» WHAT YOU ARE ASKED TO DO
Having found the line containing "Serialize everything readable" in the records below, copy that line and each later one exactly, dropping pictures.

------------------------------------------------

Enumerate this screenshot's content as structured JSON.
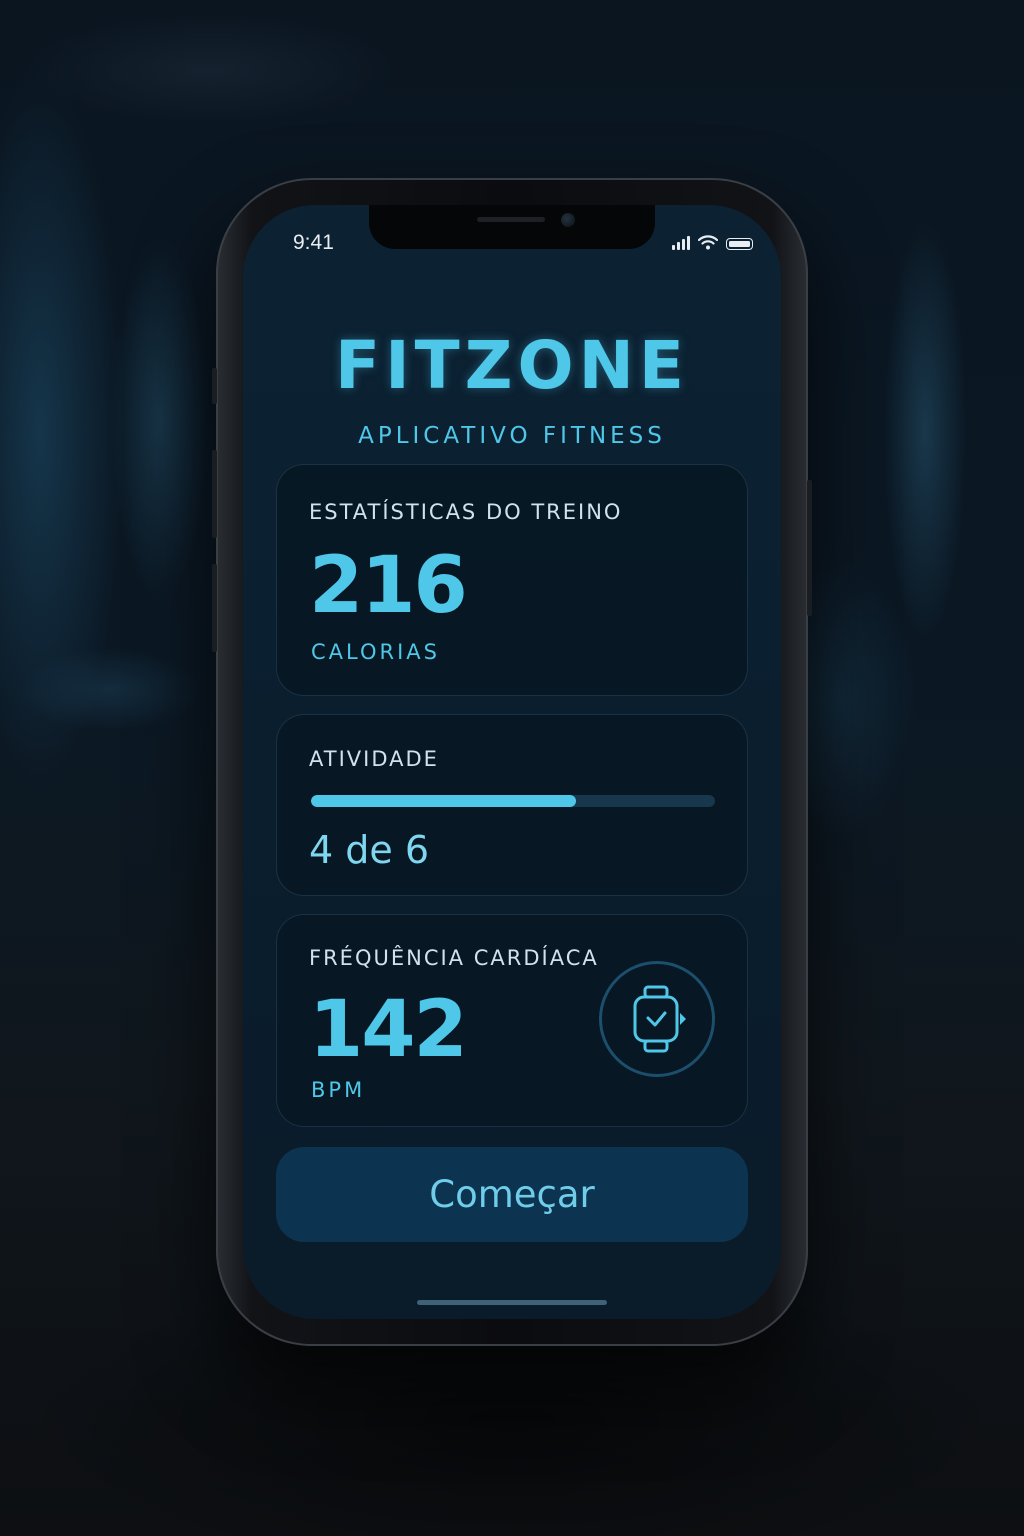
{
  "status_bar": {
    "time": "9:41",
    "icons": [
      "signal-icon",
      "wifi-icon",
      "battery-icon"
    ]
  },
  "app": {
    "brand": "FITZONE",
    "subtitle": "APLICATIVO FITNESS"
  },
  "workout_stats": {
    "label": "ESTATÍSTICAS DO TREINO",
    "value": "216",
    "unit": "CALORIAS"
  },
  "activity": {
    "label": "ATIVIDADE",
    "progress_text": "4 de 6",
    "completed": 4,
    "total": 6,
    "progress_fraction": 0.655
  },
  "heart_rate": {
    "label": "FRÉQUÊNCIA CARDÍACA",
    "value": "142",
    "unit": "BPM",
    "icon": "smartwatch-icon"
  },
  "start_button": {
    "label": "Começar"
  },
  "colors": {
    "accent": "#4fc7e8",
    "background": "#0a1e2e",
    "card": "#071622",
    "button": "#0c3350",
    "progress_track": "#16374c"
  }
}
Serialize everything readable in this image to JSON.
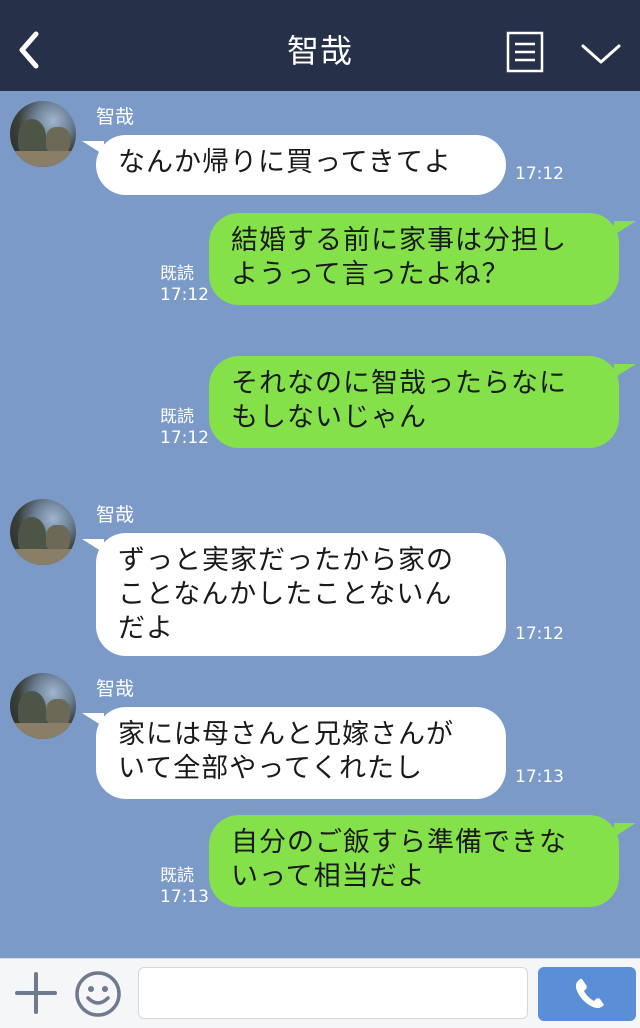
{
  "header": {
    "title": "智哉",
    "back_icon": "chevron-left-icon",
    "menu_icon": "menu-list-icon",
    "collapse_icon": "chevron-down-icon"
  },
  "messages": [
    {
      "side": "left",
      "sender": "智哉",
      "text": "なんか帰りに買ってきてよ",
      "time": "17:12"
    },
    {
      "side": "right",
      "text": "結婚する前に家事は分担し\nようって言ったよね？",
      "read": "既読",
      "time": "17:12"
    },
    {
      "side": "right",
      "text": "それなのに智哉ったらなに\nもしないじゃん",
      "read": "既読",
      "time": "17:12"
    },
    {
      "side": "left",
      "sender": "智哉",
      "text": "ずっと実家だったから家の\nことなんかしたことないん\nだよ",
      "time": "17:12"
    },
    {
      "side": "left",
      "sender": "智哉",
      "text": "家には母さんと兄嫁さんが\nいて全部やってくれたし",
      "time": "17:13"
    },
    {
      "side": "right",
      "text": "自分のご飯すら準備できな\nいって相当だよ",
      "read": "既読",
      "time": "17:13"
    }
  ],
  "footer": {
    "plus_icon": "plus-icon",
    "emoji_icon": "smiley-icon",
    "input_value": "",
    "call_icon": "phone-icon"
  },
  "colors": {
    "header_bg": "#263149",
    "chat_bg": "#7b9ac8",
    "sent_bubble": "#84e14a",
    "received_bubble": "#ffffff",
    "call_button": "#5a8ed7"
  }
}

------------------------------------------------

» TASK OUTPUT
Serialize everything readable in this image to JSON.
{
  "header": {
    "title": "智哉",
    "back_icon": "chevron-left-icon",
    "menu_icon": "menu-list-icon",
    "collapse_icon": "chevron-down-icon"
  },
  "messages": [
    {
      "side": "left",
      "sender": "智哉",
      "text": "なんか帰りに買ってきてよ",
      "time": "17:12"
    },
    {
      "side": "right",
      "text": "結婚する前に家事は分担し\nようって言ったよね？",
      "read": "既読",
      "time": "17:12"
    },
    {
      "side": "right",
      "text": "それなのに智哉ったらなに\nもしないじゃん",
      "read": "既読",
      "time": "17:12"
    },
    {
      "side": "left",
      "sender": "智哉",
      "text": "ずっと実家だったから家の\nことなんかしたことないん\nだよ",
      "time": "17:12"
    },
    {
      "side": "left",
      "sender": "智哉",
      "text": "家には母さんと兄嫁さんが\nいて全部やってくれたし",
      "time": "17:13"
    },
    {
      "side": "right",
      "text": "自分のご飯すら準備できな\nいって相当だよ",
      "read": "既読",
      "time": "17:13"
    }
  ],
  "footer": {
    "plus_icon": "plus-icon",
    "emoji_icon": "smiley-icon",
    "input_value": "",
    "call_icon": "phone-icon"
  },
  "colors": {
    "header_bg": "#263149",
    "chat_bg": "#7b9ac8",
    "sent_bubble": "#84e14a",
    "received_bubble": "#ffffff",
    "call_button": "#5a8ed7"
  }
}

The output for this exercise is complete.